SF: One of the things that I want to see happen before I rest in peace is, if you take a life, we need to do a background check and a drug and alcohol test at the scene. Trayvon was dead on the ground, and the police department saw fit to do a background check and a drug and alcohol test on him. But there was no background check or drug and alcohol test done on the person who killed him. The other thing is, there needs to be an independent investigation; it should not be led by the state attorney's office, which is working side by side with police. We also need more training with the police department. We need more training with our citizens. We need to make sure we have better, stricter gun laws. Nobody wants to take away anyone's Second Amendment rights, but at the same time, it is too easy for people to get guns. That's why there's so much crime going on. I don't want to see my circle of mothers get bigger!
JM: Since Trayvon's death, we have seen other black lives tragically end. You've taken a leadership role by connecting with other grieving mothers. How have they affected your resolve?
SF: I tell mothers who are just coming into this awful sorority that I found my healing by helping someone else. The only thing I could offer the other mothers, because I was still broken, was words of encouragement. I would tell them, "You have to think about yourself. You have to make sure that you're eating and sleeping, that you get up and shower, brush your teeth, and put on clothes. You've got to do those things, because there comes a point where you don't even want to get dressed. You just want to lie in bed, stay home, and cry." They have to start the healing process by doing some of the things they enjoyed before they lost their child. That's how you get back up. Once I started working with other mothers, it wasn't as heavy a burden. I cannot tell you that I am healed—every single day, I think about my son in heaven—but helping others kind of took the pain away.
JM: What was it like to reflect on Trayvon in your book?

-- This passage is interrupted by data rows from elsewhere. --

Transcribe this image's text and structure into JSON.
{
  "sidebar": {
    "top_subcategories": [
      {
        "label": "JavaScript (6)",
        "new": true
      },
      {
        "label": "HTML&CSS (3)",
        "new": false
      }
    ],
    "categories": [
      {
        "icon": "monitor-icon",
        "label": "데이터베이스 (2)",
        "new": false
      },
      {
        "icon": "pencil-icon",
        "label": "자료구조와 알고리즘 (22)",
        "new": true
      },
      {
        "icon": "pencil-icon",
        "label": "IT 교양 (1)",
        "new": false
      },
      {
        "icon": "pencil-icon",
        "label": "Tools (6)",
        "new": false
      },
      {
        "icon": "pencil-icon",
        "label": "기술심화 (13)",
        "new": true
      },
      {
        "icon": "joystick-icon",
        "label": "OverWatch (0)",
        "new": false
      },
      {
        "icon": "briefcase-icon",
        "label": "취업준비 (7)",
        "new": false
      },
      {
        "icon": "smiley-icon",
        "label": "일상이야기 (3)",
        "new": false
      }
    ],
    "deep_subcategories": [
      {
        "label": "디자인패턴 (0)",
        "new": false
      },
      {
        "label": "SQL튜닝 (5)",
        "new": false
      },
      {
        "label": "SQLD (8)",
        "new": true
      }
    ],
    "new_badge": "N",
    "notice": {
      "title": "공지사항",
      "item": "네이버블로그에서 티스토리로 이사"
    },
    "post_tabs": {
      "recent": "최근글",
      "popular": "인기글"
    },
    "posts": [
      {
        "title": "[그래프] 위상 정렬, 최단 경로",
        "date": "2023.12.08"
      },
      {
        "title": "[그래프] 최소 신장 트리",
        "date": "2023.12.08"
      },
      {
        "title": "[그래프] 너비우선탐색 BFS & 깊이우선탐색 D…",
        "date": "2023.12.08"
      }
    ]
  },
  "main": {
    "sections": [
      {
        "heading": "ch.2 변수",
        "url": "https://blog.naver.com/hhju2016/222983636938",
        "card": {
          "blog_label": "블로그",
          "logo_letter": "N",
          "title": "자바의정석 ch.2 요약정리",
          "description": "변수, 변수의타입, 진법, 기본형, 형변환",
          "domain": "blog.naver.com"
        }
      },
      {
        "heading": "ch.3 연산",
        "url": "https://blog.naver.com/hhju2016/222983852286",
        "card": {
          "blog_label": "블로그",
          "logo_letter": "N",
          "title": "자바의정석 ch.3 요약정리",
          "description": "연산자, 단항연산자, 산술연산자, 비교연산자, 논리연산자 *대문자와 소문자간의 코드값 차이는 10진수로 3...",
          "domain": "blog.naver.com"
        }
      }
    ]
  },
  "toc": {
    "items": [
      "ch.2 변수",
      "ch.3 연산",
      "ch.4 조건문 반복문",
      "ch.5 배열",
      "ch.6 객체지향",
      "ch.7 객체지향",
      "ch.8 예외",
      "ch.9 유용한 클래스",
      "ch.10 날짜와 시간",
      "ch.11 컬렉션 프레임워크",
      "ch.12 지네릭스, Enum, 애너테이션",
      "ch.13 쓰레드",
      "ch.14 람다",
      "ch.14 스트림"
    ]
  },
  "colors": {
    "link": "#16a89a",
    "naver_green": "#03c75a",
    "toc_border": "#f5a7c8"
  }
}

SF: It took me back to the day it happened. It always makes you think, Was there something I could have done or said to save my son? The book brought back those feelings and made me realize that it was just a few years ago that he was here and we were laughing and we were a family. I might not know what God's plan is, but I just trust God. I refuse to not say anything, but to be the voice for my son. And I will continue to let my light shine.
"I refuse to not say anything, but to be the voice for my son. And I will continue to let my light shine."

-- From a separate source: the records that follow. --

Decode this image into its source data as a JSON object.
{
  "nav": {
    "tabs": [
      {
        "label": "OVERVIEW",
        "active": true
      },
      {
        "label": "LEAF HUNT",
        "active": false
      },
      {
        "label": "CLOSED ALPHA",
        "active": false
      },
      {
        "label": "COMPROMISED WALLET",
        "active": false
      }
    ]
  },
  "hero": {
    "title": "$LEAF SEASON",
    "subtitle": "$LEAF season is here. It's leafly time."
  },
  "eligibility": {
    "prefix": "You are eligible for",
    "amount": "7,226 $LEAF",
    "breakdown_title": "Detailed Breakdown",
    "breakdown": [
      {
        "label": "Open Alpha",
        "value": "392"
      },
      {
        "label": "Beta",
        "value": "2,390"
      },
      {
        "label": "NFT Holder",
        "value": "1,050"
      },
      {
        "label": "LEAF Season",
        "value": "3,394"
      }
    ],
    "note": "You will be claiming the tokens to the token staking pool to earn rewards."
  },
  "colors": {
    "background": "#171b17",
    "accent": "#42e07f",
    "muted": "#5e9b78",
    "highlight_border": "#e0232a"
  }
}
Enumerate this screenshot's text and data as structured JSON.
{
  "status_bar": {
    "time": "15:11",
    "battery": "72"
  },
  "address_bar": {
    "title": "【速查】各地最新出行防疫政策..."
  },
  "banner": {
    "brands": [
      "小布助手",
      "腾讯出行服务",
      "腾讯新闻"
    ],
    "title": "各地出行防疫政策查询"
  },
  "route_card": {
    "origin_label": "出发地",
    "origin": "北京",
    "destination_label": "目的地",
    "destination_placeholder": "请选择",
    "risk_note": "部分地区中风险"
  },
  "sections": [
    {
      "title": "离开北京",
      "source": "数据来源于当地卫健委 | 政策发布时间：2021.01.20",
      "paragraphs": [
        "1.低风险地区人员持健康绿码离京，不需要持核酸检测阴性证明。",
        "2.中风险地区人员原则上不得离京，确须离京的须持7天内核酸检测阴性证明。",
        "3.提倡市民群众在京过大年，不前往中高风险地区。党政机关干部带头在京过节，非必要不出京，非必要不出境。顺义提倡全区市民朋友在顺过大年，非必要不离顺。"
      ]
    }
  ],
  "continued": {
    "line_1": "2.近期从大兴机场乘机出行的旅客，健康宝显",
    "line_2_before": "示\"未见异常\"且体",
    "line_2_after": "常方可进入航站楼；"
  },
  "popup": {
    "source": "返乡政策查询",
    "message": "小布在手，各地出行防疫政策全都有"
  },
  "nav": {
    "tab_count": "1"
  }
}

MC: Your book comes out on January 31, five days before what would have been Trayvon's 22nd birthday. How will you commemorate?
SF: We always do a remembrance weekend. We have a peace walk to let young people know that they have a right to walk in peace without being followed, chased, pursued, profiled, or murdered. We also want to bridge the gap between our young people and law enforcement, so we have police there. They tell young people, "We are not just here to get you. We want to make sure you are safe and protected." We cap it off with our foundation's annual fundraiser dinner, where we have Jamie Foxx or somebody of that nature sing happy birthday. Every year, I say I won't cry, and every year, I cry.
JM: You held a photograph of Trayvon in Beyoncé's visual album, Lemonade. How have your connections with pop-culture and political figures raised awareness?
SF: Whether I was meeting Beyoncé and Jay Z or President Obama and Michelle Obama, my focus was always on my children. Most of the people I connect with have children and can feel my pain. Appearing in Lemonade was a good experience. Beyoncé's husband's grandmother said, "I was served lemons, but I made lemonade." I'm trying to do the very best I can to make my lemonade.
Rest in Power: The Enduring Life of Trayvon Martin is available January 31. This article appears in the February issue of Marie Claire, on newsstands now.